Everyone wants to succeed in life. No wants to experience failure. Because failure forces us to face certain facts that we are uncomfortable with. Failure compels us to take a deep look at our own selves, identify what we lack, challenge ourselves and master the necessary skills needed to succeed and then give it our best. Failure forces us to become better. Failure makes us learn. Failure makes us succeed. So in essence, failure is only an illusion that we are terrified of as it challenges our beliefs about our own selves.
There are lots of things you cannot control – the economy, the way others think or behave, the price of eggs, the Arab-Israeli conflict, Kim Jong-Un.
It would be easy to become so immersed in the number of items you cannot control that you forget what you can manage, and that would be YOU.
In a fear-based culture, there is a societal tendency to dwell on negativity… What if this happens and what if that happens?
People ruminate on negative possibilities. You might notice it if you watch the news (or even the day-time soap operas where everything is a tragedy).
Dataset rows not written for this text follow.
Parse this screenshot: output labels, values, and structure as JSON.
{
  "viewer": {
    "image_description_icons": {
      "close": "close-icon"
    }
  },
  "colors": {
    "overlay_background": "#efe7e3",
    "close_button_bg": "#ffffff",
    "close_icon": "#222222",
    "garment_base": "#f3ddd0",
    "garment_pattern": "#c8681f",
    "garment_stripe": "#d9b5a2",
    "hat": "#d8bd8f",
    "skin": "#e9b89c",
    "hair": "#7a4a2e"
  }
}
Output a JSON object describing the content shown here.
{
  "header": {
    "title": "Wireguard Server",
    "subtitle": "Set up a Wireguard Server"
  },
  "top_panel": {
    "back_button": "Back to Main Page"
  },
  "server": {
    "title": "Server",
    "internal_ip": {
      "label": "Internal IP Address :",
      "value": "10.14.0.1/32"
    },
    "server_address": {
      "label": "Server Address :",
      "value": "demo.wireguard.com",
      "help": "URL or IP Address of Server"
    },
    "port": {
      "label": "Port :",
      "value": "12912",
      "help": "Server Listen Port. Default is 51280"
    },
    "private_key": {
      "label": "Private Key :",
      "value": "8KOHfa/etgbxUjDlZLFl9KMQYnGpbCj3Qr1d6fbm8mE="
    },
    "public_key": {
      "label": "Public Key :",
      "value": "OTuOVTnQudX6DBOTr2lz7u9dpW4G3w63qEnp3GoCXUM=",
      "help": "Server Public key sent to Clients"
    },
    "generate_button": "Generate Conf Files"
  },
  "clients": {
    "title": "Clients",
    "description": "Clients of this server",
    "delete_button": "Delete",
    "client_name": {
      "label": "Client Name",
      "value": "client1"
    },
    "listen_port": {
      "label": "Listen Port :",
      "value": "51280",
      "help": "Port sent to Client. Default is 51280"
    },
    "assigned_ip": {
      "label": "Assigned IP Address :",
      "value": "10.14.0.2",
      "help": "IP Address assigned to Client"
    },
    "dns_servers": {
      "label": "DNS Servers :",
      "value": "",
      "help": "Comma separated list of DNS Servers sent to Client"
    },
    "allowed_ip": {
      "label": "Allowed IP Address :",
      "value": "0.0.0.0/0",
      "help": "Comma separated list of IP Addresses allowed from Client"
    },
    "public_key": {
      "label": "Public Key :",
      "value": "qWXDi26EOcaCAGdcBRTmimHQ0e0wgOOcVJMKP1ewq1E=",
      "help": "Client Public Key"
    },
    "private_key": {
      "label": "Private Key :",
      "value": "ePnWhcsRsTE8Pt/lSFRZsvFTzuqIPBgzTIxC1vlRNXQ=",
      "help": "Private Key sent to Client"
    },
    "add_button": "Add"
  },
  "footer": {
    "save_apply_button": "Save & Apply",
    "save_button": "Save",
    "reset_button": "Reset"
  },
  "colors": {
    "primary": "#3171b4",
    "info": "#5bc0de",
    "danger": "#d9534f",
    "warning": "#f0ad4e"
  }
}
Unpleasant events dominate and it becomes vogue to talk about problems and it is easy to transfer this victim idea to yourself – poor me. “Wasn’t it terrible what Claude did to Rumania? She deserves to get revenge.” “Life is such a struggle!” “Blah, blah, blah.” Eventually, with the preponderance of negativity, you get pulled down and feel lethargic, unmotivated, even depressed.
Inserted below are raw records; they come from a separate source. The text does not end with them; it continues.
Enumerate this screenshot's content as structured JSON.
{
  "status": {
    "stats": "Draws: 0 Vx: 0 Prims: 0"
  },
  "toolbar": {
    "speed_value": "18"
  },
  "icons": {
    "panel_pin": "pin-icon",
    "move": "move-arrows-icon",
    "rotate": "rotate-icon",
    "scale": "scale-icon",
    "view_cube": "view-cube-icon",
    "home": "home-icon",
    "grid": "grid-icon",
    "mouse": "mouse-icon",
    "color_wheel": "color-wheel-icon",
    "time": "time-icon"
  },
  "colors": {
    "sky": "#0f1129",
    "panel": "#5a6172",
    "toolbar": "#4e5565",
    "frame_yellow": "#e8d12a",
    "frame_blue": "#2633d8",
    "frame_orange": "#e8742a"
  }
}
The negativity results in loss of focus, movement, direction, and energy BUT it doesn’t have to be that way. We have all experienced moments of loss or failure and it is the measure of a person as to how he responds to these. We can let each experience that turns out differently than we planned or expected to become a terrible tragedy. We can believe that with failure, we are losers. Or, we can deal with each experience (job, relationship, strategy, interaction) as an opportunity to pick ourselves up, learn something new, and take a different approach.
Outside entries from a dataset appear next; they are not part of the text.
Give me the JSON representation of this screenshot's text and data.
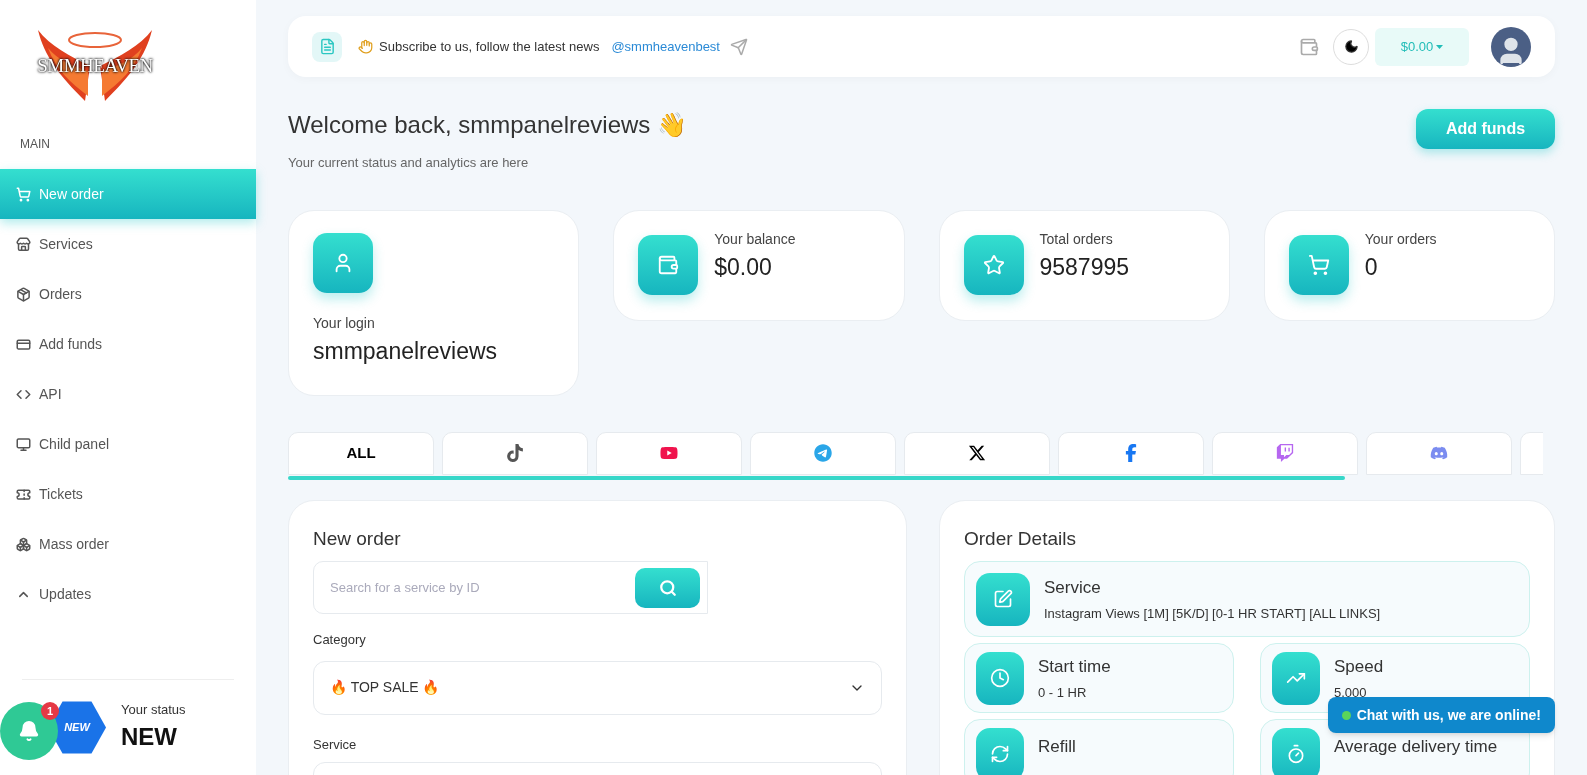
{
  "sidebar": {
    "logo_text": "SMMHEAVEN",
    "section": "MAIN",
    "items": [
      {
        "label": "New order",
        "selected": true
      },
      {
        "label": "Services",
        "selected": false
      },
      {
        "label": "Orders",
        "selected": false
      },
      {
        "label": "Add funds",
        "selected": false
      },
      {
        "label": "API",
        "selected": false
      },
      {
        "label": "Child panel",
        "selected": false
      },
      {
        "label": "Tickets",
        "selected": false
      },
      {
        "label": "Mass order",
        "selected": false
      },
      {
        "label": "Updates",
        "selected": false
      }
    ],
    "status": {
      "badge": "NEW",
      "label": "Your status",
      "value": "NEW"
    },
    "notifications": {
      "count": "1"
    }
  },
  "topbar": {
    "news": "Subscribe to us, follow the latest news",
    "link": "@smmheavenbest",
    "balance": "$0.00"
  },
  "welcome": {
    "title": "Welcome back, smmpanelreviews 👋",
    "subtitle": "Your current status and analytics are here",
    "button": "Add funds"
  },
  "stats": [
    {
      "label": "Your login",
      "value": "smmpanelreviews"
    },
    {
      "label": "Your balance",
      "value": "$0.00"
    },
    {
      "label": "Total orders",
      "value": "9587995"
    },
    {
      "label": "Your orders",
      "value": "0"
    }
  ],
  "platforms": [
    {
      "kind": "all",
      "label": "ALL"
    },
    {
      "kind": "tiktok"
    },
    {
      "kind": "youtube"
    },
    {
      "kind": "telegram"
    },
    {
      "kind": "x"
    },
    {
      "kind": "facebook"
    },
    {
      "kind": "twitch"
    },
    {
      "kind": "discord"
    },
    {
      "kind": "more"
    }
  ],
  "new_order": {
    "title": "New order",
    "search_placeholder": "Search for a service by ID",
    "category_label": "Category",
    "category_value": "🔥 TOP SALE 🔥",
    "service_label": "Service"
  },
  "order_details": {
    "title": "Order Details",
    "items": [
      {
        "label": "Service",
        "value": "Instagram Views [1M] [5K/D] [0-1 HR START] [ALL LINKS]"
      },
      {
        "label": "Start time",
        "value": "0 - 1 HR"
      },
      {
        "label": "Speed",
        "value": "5.000"
      },
      {
        "label": "Refill"
      },
      {
        "label": "Average delivery time"
      }
    ]
  },
  "chat": {
    "label": "Chat with us, we are online!"
  }
}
As Helen Keller said, “Life is either a daring adventure or nothing at all.”
In other words, no one comes out of the shoot knowing everything. For all of us, life is an ongoing experiment.
Take note of the people who failed in their missions before they saw any glimmer of success.
1. Bill Gates is a prime example. Even though he is one of the richest people on earth, Gates had his share of failures. An example would be his first business called, Traf-O-Data, which crashed and burned. Undaunted Gates and his partner Paul Allen moved on to form one of the most profitable companies in the history of the world – Microsoft. Former President
2. Harry S Truman also failed in business. He and his partner Eddie Jacobson set up a hat shop in Kansas City. America was in economic decline at the time and the business failed to leave Truman owing $20,000 to creditors. Instead of declaring bankruptcy, he paid back all the money he owed. It took more than 15 years. It set his character. Truman was also defeated in his second term as judge in Jackson County, Missouri. Undaunted, he ran again and was elected Presiding Judge. Truman became known as a man of integrity. No doubt, his response to defeat fed into that reputation.
3. We are all driving cars right now because of the genius of Henry Ford. His global vision was that consumerism was the key to peace. He acted on that idea by creating methods of mass production of inexpensive goods, high wages for workers, and systematically lowering costs. All of which resulted in technical and business innovations, including a franchise system for Ford dealerships. Yet, along the way, he had his failures. His Detroit Automobile Company went out of business and the Edzel car was not a market success.
Each of these people did not let loss or failure get in his way. They saw each experience as a stepping-stone to the next one and got stronger, more creative and savvy as they went along.
- Albert Einstein failed in his college entrance exams
- Thomas Edison had numerous (thousands) of unsuccessful experiments before finally perfecting the light bulb and other inventions.
- In fact, Edison used his failures to construct his successes. In his mind, each “failure” illustrated what did not work so he could discover what did.
- Abraham Lincoln failed in business twice, was repeatedly defeated for public office and had a nervous breakdown. These are a few of his many challenges.